  • Unprecedented resources are now dedicated to a trauma-based approach to addressing the needs of victims, survivors, and witnesses—all of whom generally represent the most incarcerated communities. Many of these victims, survivors, and witnesses have also been defendants, or will be in the future, especially if their trauma is not addressed.
  • Anti-carceral forms of accountability (e.g., diversion and restorative justice, specifically tailored to the needs of juveniles, young adults, and older adults) have been radically expanded, compared to prior DAO administrations in Philly.

Clearly, there is a long way to go. But these are tangible and rapid wins for a grassroots movement taking on mass incarceration and seeking criminal justice reform more broadly. These are facts that inform honestly held theory and should encourage activity and effort to take power away from traditional prosecutors and give it to reform prosecutors for now, while we work together to simultaneously make systemic change in policing, prosecution, incarceration, and prevention.

While not all supporters of decarceration view reform prosecution as an effective weapon against mass incarceration and its hegemonic cultural foundations, the (arguably fascist) supporters of mass incarceration clearly do. Reform prosecutors’ antagonists (including Donald Trump, Matt Gaetz, Jim Jordan, and Josh Hawley) know that we reform prosecutors are helping to effectively dismantle the carceral, racist, and unduly frightened culture that sustains them, which is why they spend so much time trying to destroy us. Worse yet, in our enemies’ view, the voters who support us are an existential threat.
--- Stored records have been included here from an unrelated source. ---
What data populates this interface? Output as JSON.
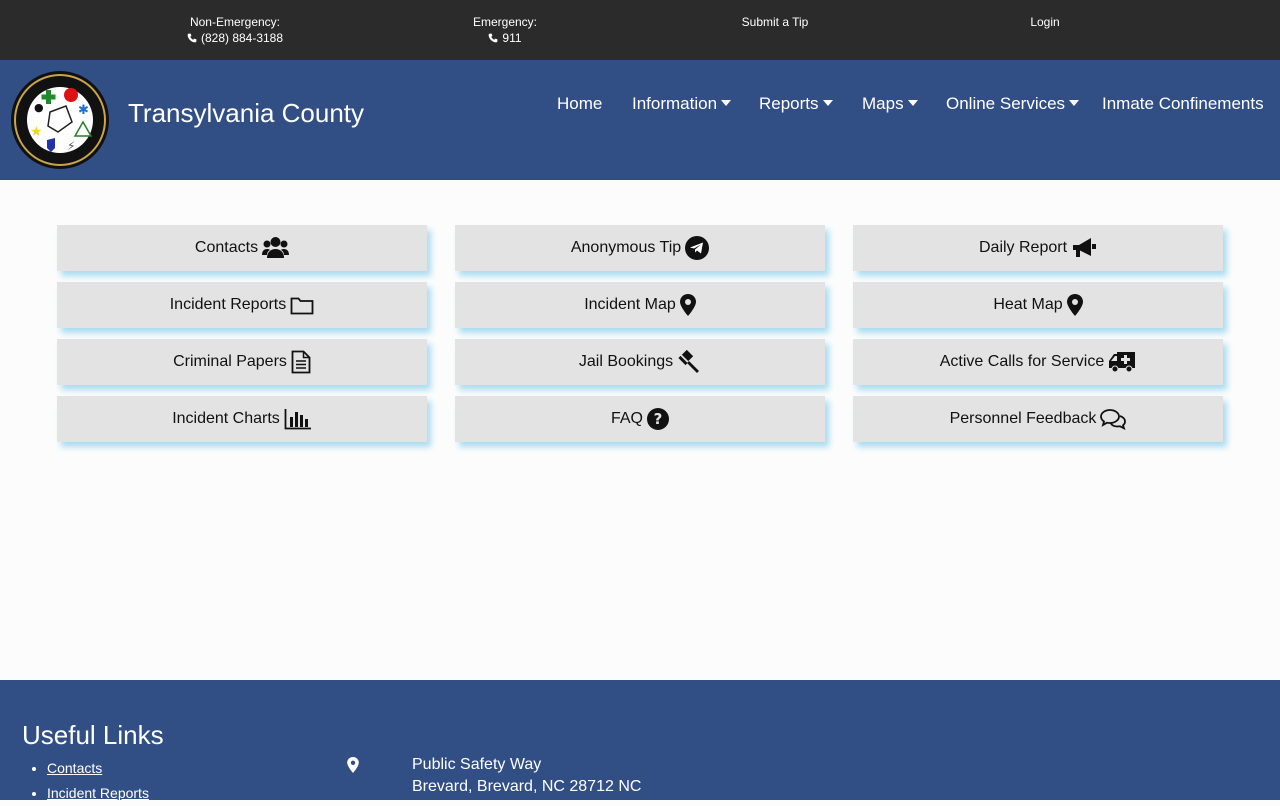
{
  "topbar": {
    "non_emergency_label": "Non-Emergency:",
    "non_emergency_phone": "(828) 884-3188",
    "emergency_label": "Emergency:",
    "emergency_phone": "911",
    "submit_tip": "Submit a Tip",
    "login": "Login"
  },
  "header": {
    "title": "Transylvania County",
    "logo_text_top": "TRANSYLVANIA COUNTY",
    "logo_text_bottom": "EMERGENCY SERVICES"
  },
  "nav": {
    "home": "Home",
    "information": "Information",
    "reports": "Reports",
    "maps": "Maps",
    "online_services": "Online Services",
    "inmate": "Inmate Confinements"
  },
  "tiles": [
    {
      "label": "Contacts",
      "icon": "users-icon"
    },
    {
      "label": "Anonymous Tip",
      "icon": "telegram-icon"
    },
    {
      "label": "Daily Report",
      "icon": "bullhorn-icon"
    },
    {
      "label": "Incident Reports",
      "icon": "folder-icon"
    },
    {
      "label": "Incident Map",
      "icon": "map-marker-icon"
    },
    {
      "label": "Heat Map",
      "icon": "map-marker-icon"
    },
    {
      "label": "Criminal Papers",
      "icon": "file-text-icon"
    },
    {
      "label": "Jail Bookings",
      "icon": "gavel-icon"
    },
    {
      "label": "Active Calls for Service",
      "icon": "ambulance-icon"
    },
    {
      "label": "Incident Charts",
      "icon": "bar-chart-icon"
    },
    {
      "label": "FAQ",
      "icon": "question-circle-icon"
    },
    {
      "label": "Personnel Feedback",
      "icon": "comments-icon"
    }
  ],
  "footer": {
    "heading": "Useful Links",
    "links": [
      "Contacts",
      "Incident Reports"
    ],
    "address_line1": "Public Safety Way",
    "address_line2": "Brevard, Brevard, NC 28712 NC"
  },
  "colors": {
    "topbar_bg": "#2b2b2b",
    "brand_blue": "#324f85",
    "tile_bg": "#e3e3e3",
    "tile_shadow": "#a9dcf0"
  }
}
It is precisely the reluctant voters most adversely affected by mass incarceration who will make criminal justice reform a sweeping reality in the end, by electing reform mayors (who will appoint reform police and prison chiefs), by electing reform judges (whose prior and judicial careers will reflect reform), by electing reform legislators (whose increasing numbers in state and federal chambers will make funding prevention and passing decarceral legislation that changes unjust structures possible), and by reminding everyone they elect that their power depends on the grassroots.

Image: Martin Adams/Unsplash/Inquest